§ **TASK**: Each line of the data below that includes the string "date" must be copied.

---- SOURCE MATERIAL

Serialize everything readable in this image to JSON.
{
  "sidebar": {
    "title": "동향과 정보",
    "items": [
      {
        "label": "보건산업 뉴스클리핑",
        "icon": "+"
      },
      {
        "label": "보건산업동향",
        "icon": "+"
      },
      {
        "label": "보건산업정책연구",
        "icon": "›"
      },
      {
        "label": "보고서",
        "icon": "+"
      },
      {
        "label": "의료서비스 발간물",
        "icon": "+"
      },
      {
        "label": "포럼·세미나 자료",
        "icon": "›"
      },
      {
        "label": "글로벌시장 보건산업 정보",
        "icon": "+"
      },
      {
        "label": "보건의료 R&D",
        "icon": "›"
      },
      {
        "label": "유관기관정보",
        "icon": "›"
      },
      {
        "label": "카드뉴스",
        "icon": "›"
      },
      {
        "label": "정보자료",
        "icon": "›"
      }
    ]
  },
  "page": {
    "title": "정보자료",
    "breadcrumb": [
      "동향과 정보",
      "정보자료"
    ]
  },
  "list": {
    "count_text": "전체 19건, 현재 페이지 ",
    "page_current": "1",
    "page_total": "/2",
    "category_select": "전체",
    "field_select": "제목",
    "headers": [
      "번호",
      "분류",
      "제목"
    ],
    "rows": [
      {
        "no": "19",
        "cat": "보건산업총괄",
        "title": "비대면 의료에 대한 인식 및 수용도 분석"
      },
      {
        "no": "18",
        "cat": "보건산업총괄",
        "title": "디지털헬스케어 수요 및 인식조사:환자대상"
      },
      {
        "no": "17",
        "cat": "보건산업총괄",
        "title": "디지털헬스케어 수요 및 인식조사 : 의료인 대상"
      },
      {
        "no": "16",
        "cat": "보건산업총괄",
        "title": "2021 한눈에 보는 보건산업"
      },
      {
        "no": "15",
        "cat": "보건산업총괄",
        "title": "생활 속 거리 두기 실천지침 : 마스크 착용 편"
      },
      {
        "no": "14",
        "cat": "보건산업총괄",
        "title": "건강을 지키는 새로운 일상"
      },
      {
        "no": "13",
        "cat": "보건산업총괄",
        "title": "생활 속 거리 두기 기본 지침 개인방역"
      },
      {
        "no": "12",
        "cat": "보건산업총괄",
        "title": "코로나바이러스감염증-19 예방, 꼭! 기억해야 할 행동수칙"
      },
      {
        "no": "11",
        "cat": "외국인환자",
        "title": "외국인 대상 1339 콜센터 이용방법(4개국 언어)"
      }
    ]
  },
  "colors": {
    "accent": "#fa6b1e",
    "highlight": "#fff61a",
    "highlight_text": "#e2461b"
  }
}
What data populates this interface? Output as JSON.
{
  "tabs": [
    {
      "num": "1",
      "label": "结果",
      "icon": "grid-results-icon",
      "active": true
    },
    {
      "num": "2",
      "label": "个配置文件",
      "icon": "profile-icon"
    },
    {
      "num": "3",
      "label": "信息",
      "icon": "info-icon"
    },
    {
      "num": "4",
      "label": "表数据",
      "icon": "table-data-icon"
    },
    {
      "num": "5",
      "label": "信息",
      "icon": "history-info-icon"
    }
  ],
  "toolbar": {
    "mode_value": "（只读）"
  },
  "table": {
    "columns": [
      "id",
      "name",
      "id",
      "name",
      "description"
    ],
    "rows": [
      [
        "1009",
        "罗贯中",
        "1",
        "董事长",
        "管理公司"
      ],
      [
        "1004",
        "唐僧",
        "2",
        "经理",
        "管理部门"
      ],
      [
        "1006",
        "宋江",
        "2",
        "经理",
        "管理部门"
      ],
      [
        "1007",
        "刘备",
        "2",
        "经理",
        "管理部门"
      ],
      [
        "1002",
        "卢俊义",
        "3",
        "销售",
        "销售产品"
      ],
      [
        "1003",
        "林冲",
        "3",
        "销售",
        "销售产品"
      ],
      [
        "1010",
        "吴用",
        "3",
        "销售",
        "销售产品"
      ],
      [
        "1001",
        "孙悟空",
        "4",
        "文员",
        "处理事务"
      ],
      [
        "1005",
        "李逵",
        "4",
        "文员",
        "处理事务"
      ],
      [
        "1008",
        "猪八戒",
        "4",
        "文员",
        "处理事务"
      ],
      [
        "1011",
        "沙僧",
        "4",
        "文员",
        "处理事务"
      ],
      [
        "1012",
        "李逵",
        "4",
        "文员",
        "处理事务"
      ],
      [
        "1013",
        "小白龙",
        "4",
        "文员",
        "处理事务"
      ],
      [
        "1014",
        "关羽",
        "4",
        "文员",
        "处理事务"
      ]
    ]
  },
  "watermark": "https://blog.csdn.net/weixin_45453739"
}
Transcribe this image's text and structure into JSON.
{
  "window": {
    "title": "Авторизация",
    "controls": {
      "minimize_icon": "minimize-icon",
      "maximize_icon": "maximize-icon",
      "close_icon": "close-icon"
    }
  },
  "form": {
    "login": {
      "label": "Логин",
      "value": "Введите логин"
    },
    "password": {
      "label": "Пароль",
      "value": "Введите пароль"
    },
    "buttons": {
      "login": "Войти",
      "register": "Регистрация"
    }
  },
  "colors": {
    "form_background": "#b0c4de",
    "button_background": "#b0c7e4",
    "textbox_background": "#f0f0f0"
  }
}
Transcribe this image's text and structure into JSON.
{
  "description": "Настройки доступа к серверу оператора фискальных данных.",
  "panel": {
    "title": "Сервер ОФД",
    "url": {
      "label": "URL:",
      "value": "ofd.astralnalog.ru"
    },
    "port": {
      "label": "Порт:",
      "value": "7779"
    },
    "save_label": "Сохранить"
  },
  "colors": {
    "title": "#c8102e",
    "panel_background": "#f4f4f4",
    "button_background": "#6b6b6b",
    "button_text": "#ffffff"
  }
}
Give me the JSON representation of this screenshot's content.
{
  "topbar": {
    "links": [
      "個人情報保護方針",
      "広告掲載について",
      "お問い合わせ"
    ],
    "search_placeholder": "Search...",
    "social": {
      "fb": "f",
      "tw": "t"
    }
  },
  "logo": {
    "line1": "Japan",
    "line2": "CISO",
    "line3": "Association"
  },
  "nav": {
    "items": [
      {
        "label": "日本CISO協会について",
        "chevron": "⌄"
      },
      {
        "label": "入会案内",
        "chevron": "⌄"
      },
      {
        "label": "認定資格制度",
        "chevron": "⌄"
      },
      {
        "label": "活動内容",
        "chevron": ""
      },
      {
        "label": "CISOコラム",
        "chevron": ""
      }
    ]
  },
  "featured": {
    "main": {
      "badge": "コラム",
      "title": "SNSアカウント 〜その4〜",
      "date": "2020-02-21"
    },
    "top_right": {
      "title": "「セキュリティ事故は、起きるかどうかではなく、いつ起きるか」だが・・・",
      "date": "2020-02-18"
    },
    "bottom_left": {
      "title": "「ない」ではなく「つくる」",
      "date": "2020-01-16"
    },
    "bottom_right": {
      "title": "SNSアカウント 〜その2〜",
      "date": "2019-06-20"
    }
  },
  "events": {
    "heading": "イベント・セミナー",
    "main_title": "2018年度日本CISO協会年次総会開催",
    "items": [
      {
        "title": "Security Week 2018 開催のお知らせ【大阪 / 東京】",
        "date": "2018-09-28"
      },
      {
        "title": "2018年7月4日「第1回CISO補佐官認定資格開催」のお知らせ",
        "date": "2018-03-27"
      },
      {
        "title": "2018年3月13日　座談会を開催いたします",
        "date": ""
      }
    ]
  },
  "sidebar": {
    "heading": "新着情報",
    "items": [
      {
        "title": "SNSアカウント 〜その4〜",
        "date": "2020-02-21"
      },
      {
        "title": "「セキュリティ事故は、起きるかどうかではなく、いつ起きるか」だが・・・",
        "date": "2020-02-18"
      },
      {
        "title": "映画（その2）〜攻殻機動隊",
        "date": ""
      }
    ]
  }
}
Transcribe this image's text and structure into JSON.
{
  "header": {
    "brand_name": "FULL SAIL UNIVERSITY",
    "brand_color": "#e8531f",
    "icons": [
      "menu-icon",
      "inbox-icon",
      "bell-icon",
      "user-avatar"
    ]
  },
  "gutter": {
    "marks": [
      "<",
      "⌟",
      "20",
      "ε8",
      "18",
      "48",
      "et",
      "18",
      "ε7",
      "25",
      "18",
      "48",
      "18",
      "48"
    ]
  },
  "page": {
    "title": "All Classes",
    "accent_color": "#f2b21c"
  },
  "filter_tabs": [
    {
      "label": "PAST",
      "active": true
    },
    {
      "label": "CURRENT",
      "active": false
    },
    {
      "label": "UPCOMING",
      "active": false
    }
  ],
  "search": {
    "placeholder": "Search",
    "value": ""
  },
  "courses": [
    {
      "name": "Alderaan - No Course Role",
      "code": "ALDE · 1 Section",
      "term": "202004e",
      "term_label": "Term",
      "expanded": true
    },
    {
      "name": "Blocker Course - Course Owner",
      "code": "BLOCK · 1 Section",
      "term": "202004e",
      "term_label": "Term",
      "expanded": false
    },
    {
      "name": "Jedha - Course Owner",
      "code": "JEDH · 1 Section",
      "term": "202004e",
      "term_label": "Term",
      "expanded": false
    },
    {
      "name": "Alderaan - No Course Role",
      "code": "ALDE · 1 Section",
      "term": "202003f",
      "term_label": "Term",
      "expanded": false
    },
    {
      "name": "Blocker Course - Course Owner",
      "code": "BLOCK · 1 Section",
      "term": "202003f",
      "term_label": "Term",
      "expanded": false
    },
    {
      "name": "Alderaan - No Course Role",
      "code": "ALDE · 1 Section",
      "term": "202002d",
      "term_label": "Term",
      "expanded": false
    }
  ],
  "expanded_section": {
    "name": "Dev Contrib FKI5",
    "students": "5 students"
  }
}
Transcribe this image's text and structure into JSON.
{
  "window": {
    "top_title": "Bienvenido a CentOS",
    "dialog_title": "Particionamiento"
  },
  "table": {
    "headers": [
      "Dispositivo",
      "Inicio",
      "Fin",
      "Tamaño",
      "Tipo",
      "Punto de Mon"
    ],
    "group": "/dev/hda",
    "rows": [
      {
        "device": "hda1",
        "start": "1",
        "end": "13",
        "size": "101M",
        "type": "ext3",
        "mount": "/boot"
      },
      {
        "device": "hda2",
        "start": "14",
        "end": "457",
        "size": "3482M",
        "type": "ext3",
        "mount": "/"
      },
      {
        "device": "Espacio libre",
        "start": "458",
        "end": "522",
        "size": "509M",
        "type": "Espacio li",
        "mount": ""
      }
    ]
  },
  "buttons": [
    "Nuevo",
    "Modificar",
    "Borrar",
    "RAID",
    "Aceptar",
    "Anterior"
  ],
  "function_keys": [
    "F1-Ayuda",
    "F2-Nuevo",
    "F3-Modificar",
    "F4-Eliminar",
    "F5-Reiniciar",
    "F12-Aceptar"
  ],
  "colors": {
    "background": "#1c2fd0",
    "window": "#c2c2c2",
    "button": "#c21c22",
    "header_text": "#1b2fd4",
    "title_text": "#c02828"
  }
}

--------

§ **RESULT BELOW**:
      "date": "2020-02-21"
      "date": "2020-02-18"
      "date": "2020-01-16"
      "date": "2019-06-20"
        "date": "2018-09-28"
        "date": "2018-03-27"
        "date": ""
        "date": "2020-02-21"
        "date": "2020-02-18"
        "date": ""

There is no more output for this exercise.